The task
Your answer must be every line of the data that holds the string "JSON".

Dataset records
* * * *

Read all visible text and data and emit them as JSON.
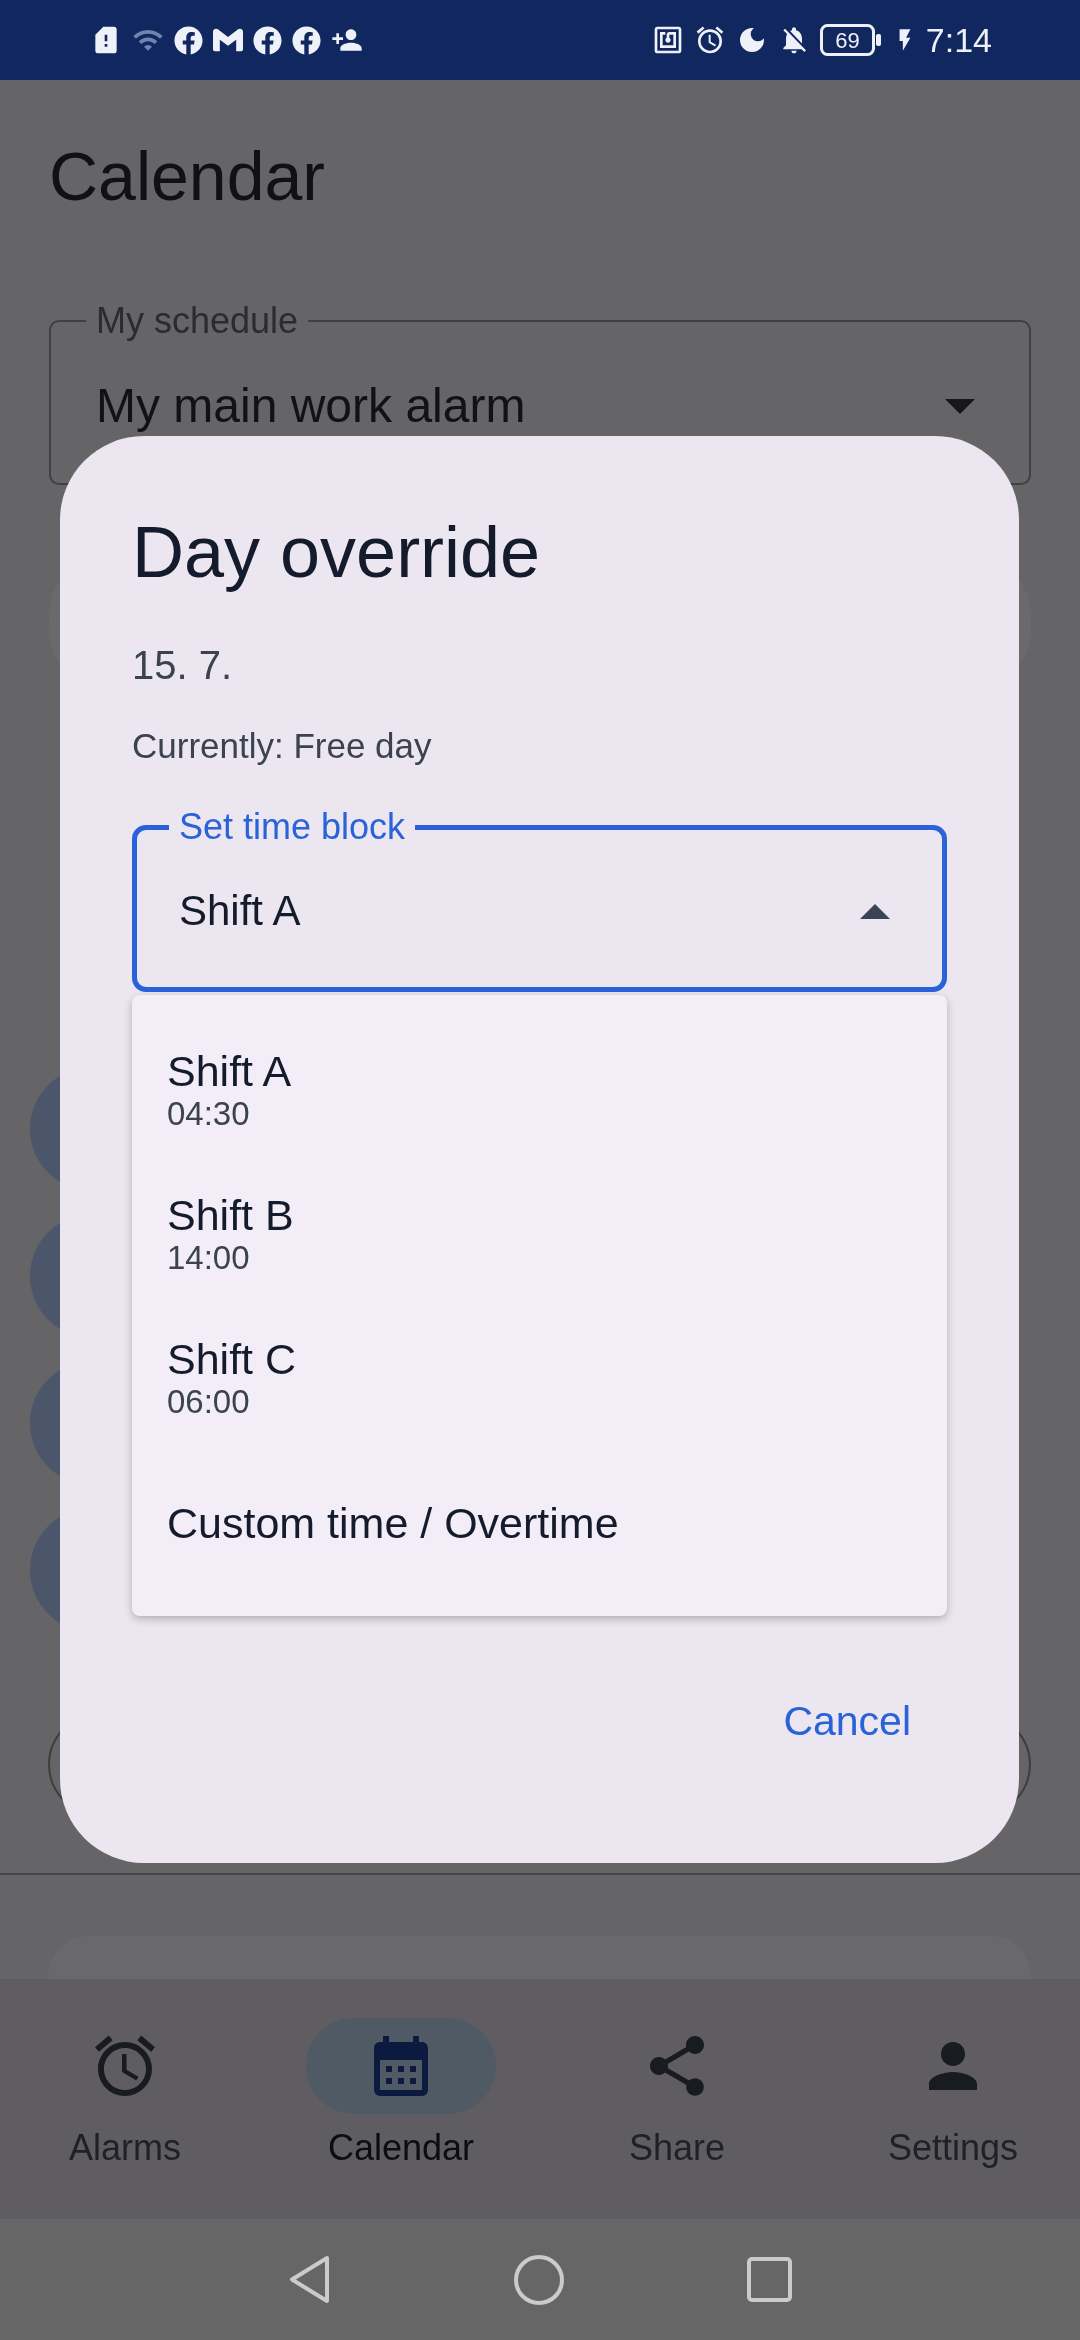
{
  "status_bar": {
    "battery": "69",
    "time": "7:14"
  },
  "page": {
    "title": "Calendar",
    "schedule_field": {
      "label": "My schedule",
      "value": "My main work alarm",
      "expanded": false
    }
  },
  "dialog": {
    "title": "Day override",
    "date": "15. 7.",
    "current_status": "Currently: Free day",
    "time_block_field": {
      "label": "Set time block",
      "value": "Shift A",
      "expanded": true
    },
    "options": [
      {
        "label": "Shift A",
        "time": "04:30"
      },
      {
        "label": "Shift B",
        "time": "14:00"
      },
      {
        "label": "Shift C",
        "time": "06:00"
      },
      {
        "label": "Custom time / Overtime"
      }
    ],
    "buttons": [
      "Cancel"
    ]
  },
  "bottom_nav": [
    {
      "label": "Alarms",
      "selected": false
    },
    {
      "label": "Calendar",
      "selected": true
    },
    {
      "label": "Share",
      "selected": false
    },
    {
      "label": "Settings",
      "selected": false
    }
  ]
}
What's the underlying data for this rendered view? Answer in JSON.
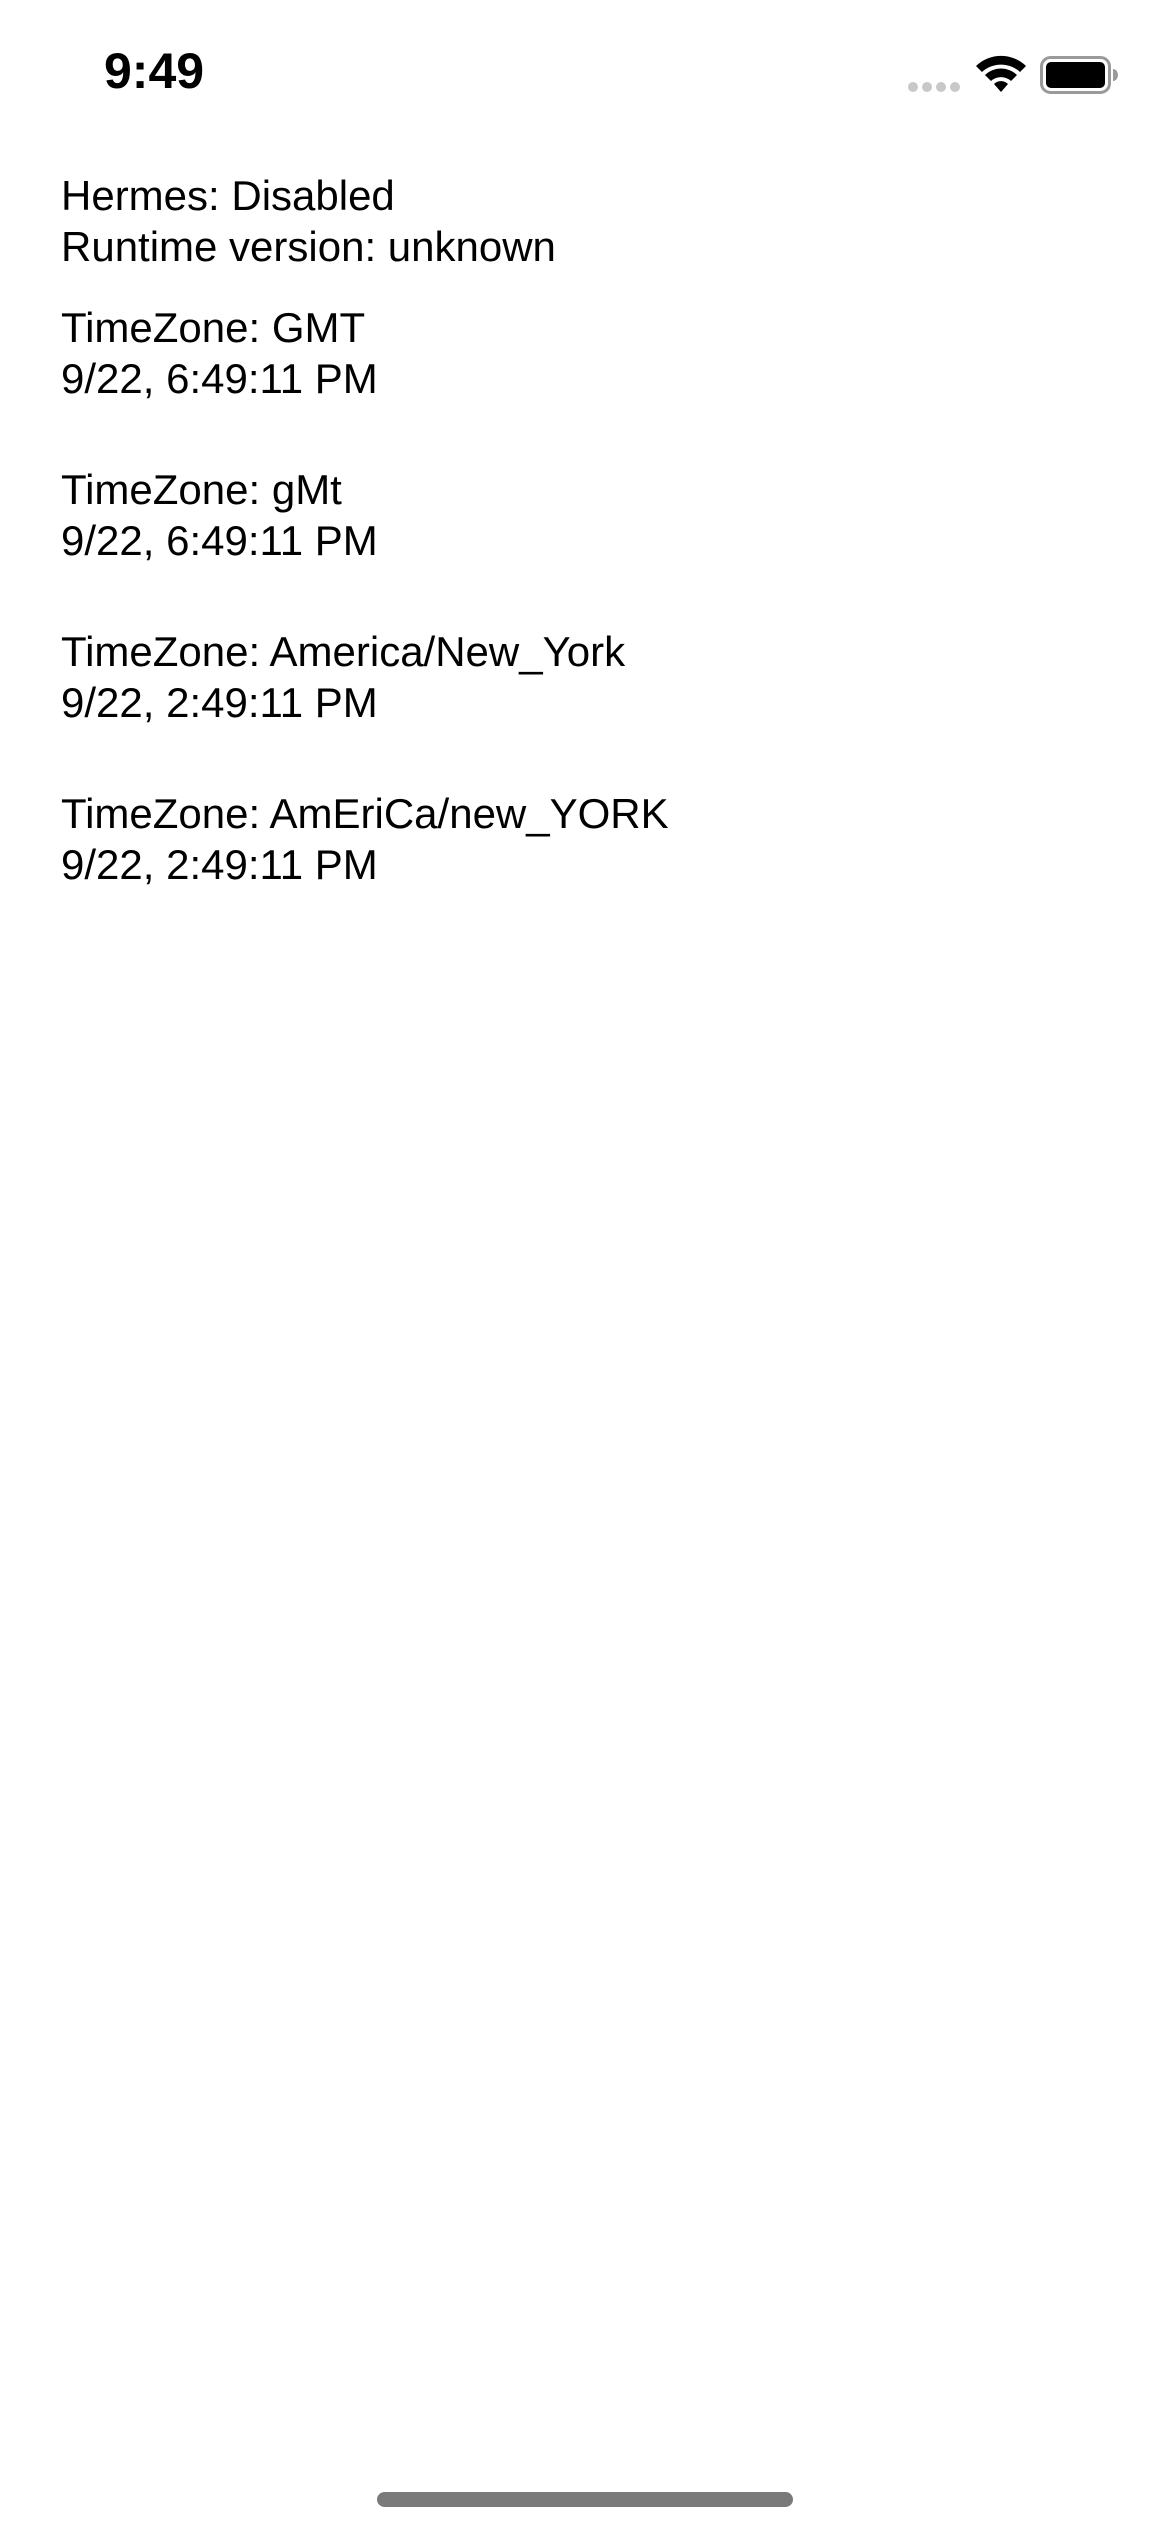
{
  "status_bar": {
    "time": "9:49",
    "icons": [
      "cellular-signal-icon",
      "wifi-icon",
      "battery-icon"
    ]
  },
  "info": {
    "hermes": "Hermes: Disabled",
    "runtime": "Runtime version: unknown"
  },
  "timezones": [
    {
      "label": "TimeZone: GMT",
      "datetime": "9/22, 6:49:11 PM"
    },
    {
      "label": "TimeZone: gMt",
      "datetime": "9/22, 6:49:11 PM"
    },
    {
      "label": "TimeZone: America/New_York",
      "datetime": "9/22, 2:49:11 PM"
    },
    {
      "label": "TimeZone: AmEriCa/new_YORK",
      "datetime": "9/22, 2:49:11 PM"
    }
  ],
  "colors": {
    "background": "#ffffff",
    "text": "#000000",
    "home_indicator": "#7a7a7a"
  }
}
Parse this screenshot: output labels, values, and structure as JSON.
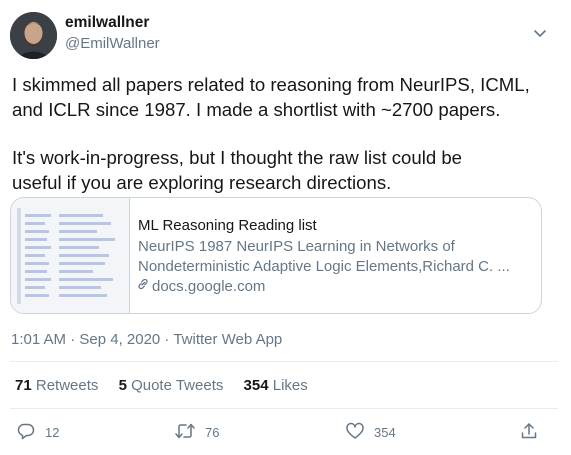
{
  "tweet": {
    "display_name": "emilwallner",
    "handle": "@EmilWallner",
    "text_lines": [
      "I skimmed all papers related to reasoning from NeurIPS, ICML,",
      "and ICLR since 1987. I made a shortlist with ~2700 papers.",
      "It's work-in-progress, but I thought the raw list could be",
      "useful if you are exploring research directions."
    ],
    "card": {
      "title": "ML Reasoning Reading list",
      "description_lines": [
        "NeurIPS 1987 NeurIPS Learning in Networks of",
        "Nondeterministic Adaptive Logic Elements,Richard C. ..."
      ],
      "domain": "docs.google.com"
    },
    "meta": "1:01 AM · Sep 4, 2020 · Twitter Web App",
    "stats": {
      "retweets_count": "71",
      "retweets_label": "Retweets",
      "quotes_count": "5",
      "quotes_label": "Quote Tweets",
      "likes_count": "354",
      "likes_label": "Likes"
    },
    "actions": {
      "reply_count": "12",
      "retweet_count": "76",
      "like_count": "354"
    }
  },
  "icons": {
    "caret": "chevron-down-icon",
    "reply": "reply-icon",
    "retweet": "retweet-icon",
    "like": "heart-icon",
    "share": "share-icon",
    "link": "link-icon"
  },
  "colors": {
    "text": "#14171a",
    "secondary": "#657786",
    "border": "#ccd6dd"
  }
}
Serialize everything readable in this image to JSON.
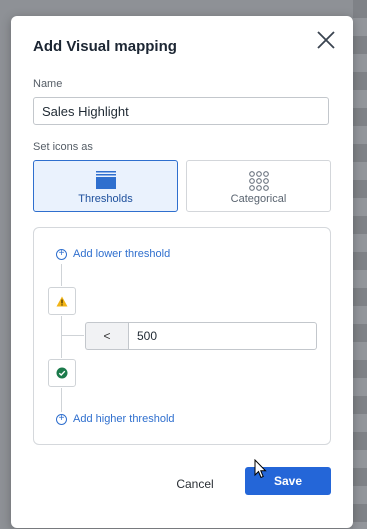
{
  "dialog": {
    "title": "Add Visual mapping",
    "name_label": "Name",
    "name_value": "Sales Highlight",
    "icons_label": "Set icons as",
    "options": [
      {
        "label": "Thresholds",
        "icon": "thresholds-icon",
        "selected": true
      },
      {
        "label": "Categorical",
        "icon": "categorical-grid-icon",
        "selected": false
      }
    ],
    "thresholds": {
      "add_lower": "Add lower threshold",
      "add_higher": "Add higher threshold",
      "upper_status_icon": "warning-icon",
      "lower_status_icon": "check-circle-icon",
      "operator": "<",
      "value": "500"
    },
    "cancel_label": "Cancel",
    "save_label": "Save"
  },
  "colors": {
    "accent": "#2466d8",
    "selected_bg": "#eaf2fd",
    "warning": "#f2b416",
    "success": "#1b7a4b"
  }
}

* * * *

Answer
Read all visible text and data and emit them as JSON.
What's the underlying data for this rendered view? Answer in JSON.
Parse this screenshot: output labels, values, and structure as JSON.
Serialize everything readable in this image to JSON.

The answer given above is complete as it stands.